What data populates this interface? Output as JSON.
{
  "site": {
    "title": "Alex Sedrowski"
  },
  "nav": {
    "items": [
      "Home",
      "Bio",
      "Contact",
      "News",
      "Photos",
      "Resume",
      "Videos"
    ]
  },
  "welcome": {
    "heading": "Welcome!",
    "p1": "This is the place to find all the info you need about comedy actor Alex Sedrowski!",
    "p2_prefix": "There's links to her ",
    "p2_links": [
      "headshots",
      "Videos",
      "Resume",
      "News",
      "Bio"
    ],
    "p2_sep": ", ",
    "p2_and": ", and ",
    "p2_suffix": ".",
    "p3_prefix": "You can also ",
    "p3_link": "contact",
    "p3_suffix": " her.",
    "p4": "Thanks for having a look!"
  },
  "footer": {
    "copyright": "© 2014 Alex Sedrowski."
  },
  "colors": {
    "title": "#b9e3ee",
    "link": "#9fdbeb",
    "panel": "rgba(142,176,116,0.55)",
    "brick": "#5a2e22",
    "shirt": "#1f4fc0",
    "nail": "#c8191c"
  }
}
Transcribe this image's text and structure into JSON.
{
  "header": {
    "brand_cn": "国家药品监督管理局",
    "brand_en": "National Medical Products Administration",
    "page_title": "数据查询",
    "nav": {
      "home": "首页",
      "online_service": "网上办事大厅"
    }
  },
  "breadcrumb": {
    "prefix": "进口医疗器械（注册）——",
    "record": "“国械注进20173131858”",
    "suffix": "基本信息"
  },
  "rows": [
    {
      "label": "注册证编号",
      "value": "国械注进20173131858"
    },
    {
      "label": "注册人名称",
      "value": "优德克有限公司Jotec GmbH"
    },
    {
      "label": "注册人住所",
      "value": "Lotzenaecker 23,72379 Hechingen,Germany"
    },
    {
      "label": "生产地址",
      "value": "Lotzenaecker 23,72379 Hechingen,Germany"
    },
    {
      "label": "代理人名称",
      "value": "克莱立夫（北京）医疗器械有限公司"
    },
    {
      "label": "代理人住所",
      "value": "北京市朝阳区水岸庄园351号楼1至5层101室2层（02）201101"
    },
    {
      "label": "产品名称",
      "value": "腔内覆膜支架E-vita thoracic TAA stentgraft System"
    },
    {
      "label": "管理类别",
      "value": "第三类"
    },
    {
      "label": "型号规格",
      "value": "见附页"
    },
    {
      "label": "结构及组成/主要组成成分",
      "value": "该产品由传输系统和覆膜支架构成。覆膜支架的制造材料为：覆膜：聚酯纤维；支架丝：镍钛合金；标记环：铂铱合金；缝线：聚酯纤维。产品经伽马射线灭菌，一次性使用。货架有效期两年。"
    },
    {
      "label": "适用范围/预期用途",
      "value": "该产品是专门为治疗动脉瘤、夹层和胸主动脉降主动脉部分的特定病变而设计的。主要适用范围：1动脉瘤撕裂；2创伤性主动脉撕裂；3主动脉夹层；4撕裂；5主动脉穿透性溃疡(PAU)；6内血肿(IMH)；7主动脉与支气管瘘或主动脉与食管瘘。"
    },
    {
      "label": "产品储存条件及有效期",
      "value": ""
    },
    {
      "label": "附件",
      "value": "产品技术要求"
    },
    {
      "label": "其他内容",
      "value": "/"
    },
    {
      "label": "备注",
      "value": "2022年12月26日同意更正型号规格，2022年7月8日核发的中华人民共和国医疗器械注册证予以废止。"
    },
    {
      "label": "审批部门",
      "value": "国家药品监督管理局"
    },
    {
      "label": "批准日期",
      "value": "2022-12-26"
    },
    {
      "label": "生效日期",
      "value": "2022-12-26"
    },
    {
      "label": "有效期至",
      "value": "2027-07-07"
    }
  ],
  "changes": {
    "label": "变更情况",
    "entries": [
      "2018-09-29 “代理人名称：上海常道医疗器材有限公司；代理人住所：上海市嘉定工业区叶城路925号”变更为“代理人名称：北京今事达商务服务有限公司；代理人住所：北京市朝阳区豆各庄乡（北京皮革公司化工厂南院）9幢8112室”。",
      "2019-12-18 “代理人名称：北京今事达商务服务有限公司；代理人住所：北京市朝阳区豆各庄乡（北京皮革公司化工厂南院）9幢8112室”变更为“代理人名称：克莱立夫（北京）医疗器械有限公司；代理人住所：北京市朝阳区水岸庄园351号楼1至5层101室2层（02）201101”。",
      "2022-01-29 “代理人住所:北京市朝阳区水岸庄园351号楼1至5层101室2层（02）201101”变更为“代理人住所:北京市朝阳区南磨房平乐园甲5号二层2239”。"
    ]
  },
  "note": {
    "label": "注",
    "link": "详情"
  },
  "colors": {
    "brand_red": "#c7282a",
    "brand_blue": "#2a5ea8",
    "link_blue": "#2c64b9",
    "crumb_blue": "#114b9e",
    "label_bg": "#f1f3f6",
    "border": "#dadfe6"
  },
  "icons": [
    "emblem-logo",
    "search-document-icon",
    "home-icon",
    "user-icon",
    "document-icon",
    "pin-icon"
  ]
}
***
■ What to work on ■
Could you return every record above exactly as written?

■ Expected answer ■
What data populates this interface? Output as JSON.
{
  "site": {
    "title": "Alex Sedrowski"
  },
  "nav": {
    "items": [
      "Home",
      "Bio",
      "Contact",
      "News",
      "Photos",
      "Resume",
      "Videos"
    ]
  },
  "welcome": {
    "heading": "Welcome!",
    "p1": "This is the place to find all the info you need about comedy actor Alex Sedrowski!",
    "p2_prefix": "There's links to her ",
    "p2_links": [
      "headshots",
      "Videos",
      "Resume",
      "News",
      "Bio"
    ],
    "p2_sep": ", ",
    "p2_and": ", and ",
    "p2_suffix": ".",
    "p3_prefix": "You can also ",
    "p3_link": "contact",
    "p3_suffix": " her.",
    "p4": "Thanks for having a look!"
  },
  "footer": {
    "copyright": "© 2014 Alex Sedrowski."
  },
  "colors": {
    "title": "#b9e3ee",
    "link": "#9fdbeb",
    "panel": "rgba(142,176,116,0.55)",
    "brick": "#5a2e22",
    "shirt": "#1f4fc0",
    "nail": "#c8191c"
  }
}
Transcribe this image's text and structure into JSON.
{
  "header": {
    "brand_cn": "国家药品监督管理局",
    "brand_en": "National Medical Products Administration",
    "page_title": "数据查询",
    "nav": {
      "home": "首页",
      "online_service": "网上办事大厅"
    }
  },
  "breadcrumb": {
    "prefix": "进口医疗器械（注册）——",
    "record": "“国械注进20173131858”",
    "suffix": "基本信息"
  },
  "rows": [
    {
      "label": "注册证编号",
      "value": "国械注进20173131858"
    },
    {
      "label": "注册人名称",
      "value": "优德克有限公司Jotec GmbH"
    },
    {
      "label": "注册人住所",
      "value": "Lotzenaecker 23,72379 Hechingen,Germany"
    },
    {
      "label": "生产地址",
      "value": "Lotzenaecker 23,72379 Hechingen,Germany"
    },
    {
      "label": "代理人名称",
      "value": "克莱立夫（北京）医疗器械有限公司"
    },
    {
      "label": "代理人住所",
      "value": "北京市朝阳区水岸庄园351号楼1至5层101室2层（02）201101"
    },
    {
      "label": "产品名称",
      "value": "腔内覆膜支架E-vita thoracic TAA stentgraft System"
    },
    {
      "label": "管理类别",
      "value": "第三类"
    },
    {
      "label": "型号规格",
      "value": "见附页"
    },
    {
      "label": "结构及组成/主要组成成分",
      "value": "该产品由传输系统和覆膜支架构成。覆膜支架的制造材料为：覆膜：聚酯纤维；支架丝：镍钛合金；标记环：铂铱合金；缝线：聚酯纤维。产品经伽马射线灭菌，一次性使用。货架有效期两年。"
    },
    {
      "label": "适用范围/预期用途",
      "value": "该产品是专门为治疗动脉瘤、夹层和胸主动脉降主动脉部分的特定病变而设计的。主要适用范围：1动脉瘤撕裂；2创伤性主动脉撕裂；3主动脉夹层；4撕裂；5主动脉穿透性溃疡(PAU)；6内血肿(IMH)；7主动脉与支气管瘘或主动脉与食管瘘。"
    },
    {
      "label": "产品储存条件及有效期",
      "value": ""
    },
    {
      "label": "附件",
      "value": "产品技术要求"
    },
    {
      "label": "其他内容",
      "value": "/"
    },
    {
      "label": "备注",
      "value": "2022年12月26日同意更正型号规格，2022年7月8日核发的中华人民共和国医疗器械注册证予以废止。"
    },
    {
      "label": "审批部门",
      "value": "国家药品监督管理局"
    },
    {
      "label": "批准日期",
      "value": "2022-12-26"
    },
    {
      "label": "生效日期",
      "value": "2022-12-26"
    },
    {
      "label": "有效期至",
      "value": "2027-07-07"
    }
  ],
  "changes": {
    "label": "变更情况",
    "entries": [
      "2018-09-29 “代理人名称：上海常道医疗器材有限公司；代理人住所：上海市嘉定工业区叶城路925号”变更为“代理人名称：北京今事达商务服务有限公司；代理人住所：北京市朝阳区豆各庄乡（北京皮革公司化工厂南院）9幢8112室”。",
      "2019-12-18 “代理人名称：北京今事达商务服务有限公司；代理人住所：北京市朝阳区豆各庄乡（北京皮革公司化工厂南院）9幢8112室”变更为“代理人名称：克莱立夫（北京）医疗器械有限公司；代理人住所：北京市朝阳区水岸庄园351号楼1至5层101室2层（02）201101”。",
      "2022-01-29 “代理人住所:北京市朝阳区水岸庄园351号楼1至5层101室2层（02）201101”变更为“代理人住所:北京市朝阳区南磨房平乐园甲5号二层2239”。"
    ]
  },
  "note": {
    "label": "注",
    "link": "详情"
  },
  "colors": {
    "brand_red": "#c7282a",
    "brand_blue": "#2a5ea8",
    "link_blue": "#2c64b9",
    "crumb_blue": "#114b9e",
    "label_bg": "#f1f3f6",
    "border": "#dadfe6"
  },
  "icons": [
    "emblem-logo",
    "search-document-icon",
    "home-icon",
    "user-icon",
    "document-icon",
    "pin-icon"
  ]
}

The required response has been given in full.